> [AVAILABLE DATA]:
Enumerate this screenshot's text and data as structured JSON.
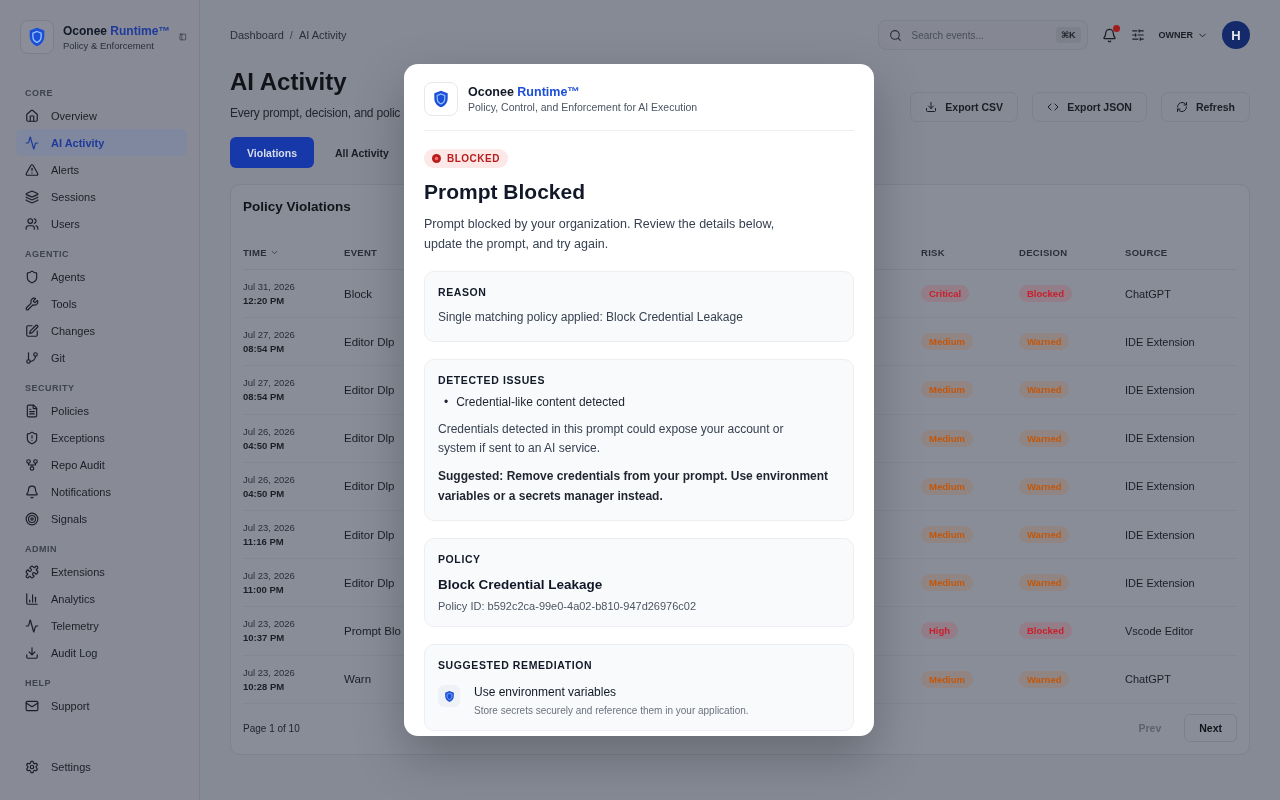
{
  "brand": {
    "name": "Oconee",
    "name_accent": "Runtime™",
    "tagline": "Policy & Enforcement"
  },
  "sidebar": {
    "sections": [
      {
        "title": "CORE",
        "items": [
          {
            "label": "Overview",
            "selected": false
          },
          {
            "label": "AI Activity",
            "selected": true
          },
          {
            "label": "Alerts",
            "selected": false
          },
          {
            "label": "Sessions",
            "selected": false
          },
          {
            "label": "Users",
            "selected": false
          }
        ]
      },
      {
        "title": "AGENTIC",
        "items": [
          {
            "label": "Agents",
            "selected": false
          },
          {
            "label": "Tools",
            "selected": false
          },
          {
            "label": "Changes",
            "selected": false
          },
          {
            "label": "Git",
            "selected": false
          }
        ]
      },
      {
        "title": "SECURITY",
        "items": [
          {
            "label": "Policies",
            "selected": false
          },
          {
            "label": "Exceptions",
            "selected": false
          },
          {
            "label": "Repo Audit",
            "selected": false
          },
          {
            "label": "Notifications",
            "selected": false
          },
          {
            "label": "Signals",
            "selected": false
          }
        ]
      },
      {
        "title": "ADMIN",
        "items": [
          {
            "label": "Extensions",
            "selected": false
          },
          {
            "label": "Analytics",
            "selected": false
          },
          {
            "label": "Telemetry",
            "selected": false
          },
          {
            "label": "Audit Log",
            "selected": false
          }
        ]
      },
      {
        "title": "HELP",
        "items": [
          {
            "label": "Support",
            "selected": false
          }
        ]
      }
    ],
    "footer_item": {
      "label": "Settings",
      "selected": false
    }
  },
  "breadcrumbs": [
    "Dashboard",
    "AI Activity"
  ],
  "breadcrumb_separator": "/",
  "topbar": {
    "search": {
      "placeholder": "Search events...",
      "shortcut": "⌘K"
    },
    "role": "OWNER",
    "avatar": "H"
  },
  "page": {
    "title": "AI Activity",
    "subtitle": "Every prompt, decision, and polic",
    "actions": [
      "Export CSV",
      "Export JSON",
      "Refresh"
    ]
  },
  "tabs": [
    {
      "label": "Violations",
      "selected": true
    },
    {
      "label": "All Activity",
      "selected": false
    }
  ],
  "table": {
    "title": "Policy Violations",
    "columns": [
      "TIME",
      "EVENT",
      "RISK",
      "DECISION",
      "SOURCE"
    ],
    "rows": [
      {
        "date": "Jul 31, 2026",
        "time": "12:20 PM",
        "event": "Block",
        "risk": {
          "text": "Critical",
          "color": "#c8202c"
        },
        "decision": {
          "text": "Blocked",
          "color": "#c8202c"
        },
        "source": "ChatGPT"
      },
      {
        "date": "Jul 27, 2026",
        "time": "08:54 PM",
        "event": "Editor Dlp",
        "risk": {
          "text": "Medium",
          "color": "#c2570c"
        },
        "decision": {
          "text": "Warned",
          "color": "#c2570c"
        },
        "source": "IDE Extension"
      },
      {
        "date": "Jul 27, 2026",
        "time": "08:54 PM",
        "event": "Editor Dlp",
        "risk": {
          "text": "Medium",
          "color": "#c2570c"
        },
        "decision": {
          "text": "Warned",
          "color": "#c2570c"
        },
        "source": "IDE Extension"
      },
      {
        "date": "Jul 26, 2026",
        "time": "04:50 PM",
        "event": "Editor Dlp",
        "risk": {
          "text": "Medium",
          "color": "#c2570c"
        },
        "decision": {
          "text": "Warned",
          "color": "#c2570c"
        },
        "source": "IDE Extension"
      },
      {
        "date": "Jul 26, 2026",
        "time": "04:50 PM",
        "event": "Editor Dlp",
        "risk": {
          "text": "Medium",
          "color": "#c2570c"
        },
        "decision": {
          "text": "Warned",
          "color": "#c2570c"
        },
        "source": "IDE Extension"
      },
      {
        "date": "Jul 23, 2026",
        "time": "11:16 PM",
        "event": "Editor Dlp",
        "risk": {
          "text": "Medium",
          "color": "#c2570c"
        },
        "decision": {
          "text": "Warned",
          "color": "#c2570c"
        },
        "source": "IDE Extension"
      },
      {
        "date": "Jul 23, 2026",
        "time": "11:00 PM",
        "event": "Editor Dlp",
        "risk": {
          "text": "Medium",
          "color": "#c2570c"
        },
        "decision": {
          "text": "Warned",
          "color": "#c2570c"
        },
        "source": "IDE Extension"
      },
      {
        "date": "Jul 23, 2026",
        "time": "10:37 PM",
        "event": "Prompt Blo",
        "risk": {
          "text": "High",
          "color": "#c8202c"
        },
        "decision": {
          "text": "Blocked",
          "color": "#c8202c"
        },
        "source": "Vscode Editor"
      },
      {
        "date": "Jul 23, 2026",
        "time": "10:28 PM",
        "event": "Warn",
        "risk": {
          "text": "Medium",
          "color": "#c2570c"
        },
        "decision": {
          "text": "Warned",
          "color": "#c2570c"
        },
        "source": "ChatGPT"
      }
    ],
    "pagination": {
      "label": "Page 1 of 10",
      "prev": {
        "label": "Prev",
        "disabled": true
      },
      "next": {
        "label": "Next",
        "disabled": false
      }
    }
  },
  "modal": {
    "brand": {
      "name": "Oconee",
      "name_accent": "Runtime™",
      "tagline": "Policy, Control, and Enforcement for AI Execution"
    },
    "status": "BLOCKED",
    "title": "Prompt Blocked",
    "description": "Prompt blocked by your organization. Review the details below, update the prompt, and try again.",
    "reason": {
      "label": "REASON",
      "text": "Single matching policy applied: Block Credential Leakage"
    },
    "issues": {
      "label": "DETECTED ISSUES",
      "items": [
        {
          "marker": "•",
          "text": "Credential-like content detected"
        }
      ],
      "explanation": "Credentials detected in this prompt could expose your account or system if sent to an AI service.",
      "suggestion": "Suggested: Remove credentials from your prompt. Use environment variables or a secrets manager instead."
    },
    "policy": {
      "label": "POLICY",
      "name": "Block Credential Leakage",
      "id": "Policy ID: b592c2ca-99e0-4a02-b810-947d26976c02"
    },
    "remediation": {
      "label": "SUGGESTED REMEDIATION",
      "items": [
        {
          "title": "Use environment variables",
          "text": "Store secrets securely and reference them in your application."
        }
      ]
    }
  }
}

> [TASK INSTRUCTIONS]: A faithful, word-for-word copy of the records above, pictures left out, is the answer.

> [ANSWER TO THE EXERCISE]:
Enumerate this screenshot's text and data as structured JSON.
{
  "brand": {
    "name": "Oconee",
    "name_accent": "Runtime™",
    "tagline": "Policy & Enforcement"
  },
  "sidebar": {
    "sections": [
      {
        "title": "CORE",
        "items": [
          {
            "label": "Overview",
            "selected": false
          },
          {
            "label": "AI Activity",
            "selected": true
          },
          {
            "label": "Alerts",
            "selected": false
          },
          {
            "label": "Sessions",
            "selected": false
          },
          {
            "label": "Users",
            "selected": false
          }
        ]
      },
      {
        "title": "AGENTIC",
        "items": [
          {
            "label": "Agents",
            "selected": false
          },
          {
            "label": "Tools",
            "selected": false
          },
          {
            "label": "Changes",
            "selected": false
          },
          {
            "label": "Git",
            "selected": false
          }
        ]
      },
      {
        "title": "SECURITY",
        "items": [
          {
            "label": "Policies",
            "selected": false
          },
          {
            "label": "Exceptions",
            "selected": false
          },
          {
            "label": "Repo Audit",
            "selected": false
          },
          {
            "label": "Notifications",
            "selected": false
          },
          {
            "label": "Signals",
            "selected": false
          }
        ]
      },
      {
        "title": "ADMIN",
        "items": [
          {
            "label": "Extensions",
            "selected": false
          },
          {
            "label": "Analytics",
            "selected": false
          },
          {
            "label": "Telemetry",
            "selected": false
          },
          {
            "label": "Audit Log",
            "selected": false
          }
        ]
      },
      {
        "title": "HELP",
        "items": [
          {
            "label": "Support",
            "selected": false
          }
        ]
      }
    ],
    "footer_item": {
      "label": "Settings",
      "selected": false
    }
  },
  "breadcrumbs": [
    "Dashboard",
    "AI Activity"
  ],
  "breadcrumb_separator": "/",
  "topbar": {
    "search": {
      "placeholder": "Search events...",
      "shortcut": "⌘K"
    },
    "role": "OWNER",
    "avatar": "H"
  },
  "page": {
    "title": "AI Activity",
    "subtitle": "Every prompt, decision, and polic",
    "actions": [
      "Export CSV",
      "Export JSON",
      "Refresh"
    ]
  },
  "tabs": [
    {
      "label": "Violations",
      "selected": true
    },
    {
      "label": "All Activity",
      "selected": false
    }
  ],
  "table": {
    "title": "Policy Violations",
    "columns": [
      "TIME",
      "EVENT",
      "RISK",
      "DECISION",
      "SOURCE"
    ],
    "rows": [
      {
        "date": "Jul 31, 2026",
        "time": "12:20 PM",
        "event": "Block",
        "risk": {
          "text": "Critical",
          "color": "#c8202c"
        },
        "decision": {
          "text": "Blocked",
          "color": "#c8202c"
        },
        "source": "ChatGPT"
      },
      {
        "date": "Jul 27, 2026",
        "time": "08:54 PM",
        "event": "Editor Dlp",
        "risk": {
          "text": "Medium",
          "color": "#c2570c"
        },
        "decision": {
          "text": "Warned",
          "color": "#c2570c"
        },
        "source": "IDE Extension"
      },
      {
        "date": "Jul 27, 2026",
        "time": "08:54 PM",
        "event": "Editor Dlp",
        "risk": {
          "text": "Medium",
          "color": "#c2570c"
        },
        "decision": {
          "text": "Warned",
          "color": "#c2570c"
        },
        "source": "IDE Extension"
      },
      {
        "date": "Jul 26, 2026",
        "time": "04:50 PM",
        "event": "Editor Dlp",
        "risk": {
          "text": "Medium",
          "color": "#c2570c"
        },
        "decision": {
          "text": "Warned",
          "color": "#c2570c"
        },
        "source": "IDE Extension"
      },
      {
        "date": "Jul 26, 2026",
        "time": "04:50 PM",
        "event": "Editor Dlp",
        "risk": {
          "text": "Medium",
          "color": "#c2570c"
        },
        "decision": {
          "text": "Warned",
          "color": "#c2570c"
        },
        "source": "IDE Extension"
      },
      {
        "date": "Jul 23, 2026",
        "time": "11:16 PM",
        "event": "Editor Dlp",
        "risk": {
          "text": "Medium",
          "color": "#c2570c"
        },
        "decision": {
          "text": "Warned",
          "color": "#c2570c"
        },
        "source": "IDE Extension"
      },
      {
        "date": "Jul 23, 2026",
        "time": "11:00 PM",
        "event": "Editor Dlp",
        "risk": {
          "text": "Medium",
          "color": "#c2570c"
        },
        "decision": {
          "text": "Warned",
          "color": "#c2570c"
        },
        "source": "IDE Extension"
      },
      {
        "date": "Jul 23, 2026",
        "time": "10:37 PM",
        "event": "Prompt Blo",
        "risk": {
          "text": "High",
          "color": "#c8202c"
        },
        "decision": {
          "text": "Blocked",
          "color": "#c8202c"
        },
        "source": "Vscode Editor"
      },
      {
        "date": "Jul 23, 2026",
        "time": "10:28 PM",
        "event": "Warn",
        "risk": {
          "text": "Medium",
          "color": "#c2570c"
        },
        "decision": {
          "text": "Warned",
          "color": "#c2570c"
        },
        "source": "ChatGPT"
      }
    ],
    "pagination": {
      "label": "Page 1 of 10",
      "prev": {
        "label": "Prev",
        "disabled": true
      },
      "next": {
        "label": "Next",
        "disabled": false
      }
    }
  },
  "modal": {
    "brand": {
      "name": "Oconee",
      "name_accent": "Runtime™",
      "tagline": "Policy, Control, and Enforcement for AI Execution"
    },
    "status": "BLOCKED",
    "title": "Prompt Blocked",
    "description": "Prompt blocked by your organization. Review the details below, update the prompt, and try again.",
    "reason": {
      "label": "REASON",
      "text": "Single matching policy applied: Block Credential Leakage"
    },
    "issues": {
      "label": "DETECTED ISSUES",
      "items": [
        {
          "marker": "•",
          "text": "Credential-like content detected"
        }
      ],
      "explanation": "Credentials detected in this prompt could expose your account or system if sent to an AI service.",
      "suggestion": "Suggested: Remove credentials from your prompt. Use environment variables or a secrets manager instead."
    },
    "policy": {
      "label": "POLICY",
      "name": "Block Credential Leakage",
      "id": "Policy ID: b592c2ca-99e0-4a02-b810-947d26976c02"
    },
    "remediation": {
      "label": "SUGGESTED REMEDIATION",
      "items": [
        {
          "title": "Use environment variables",
          "text": "Store secrets securely and reference them in your application."
        }
      ]
    }
  }
}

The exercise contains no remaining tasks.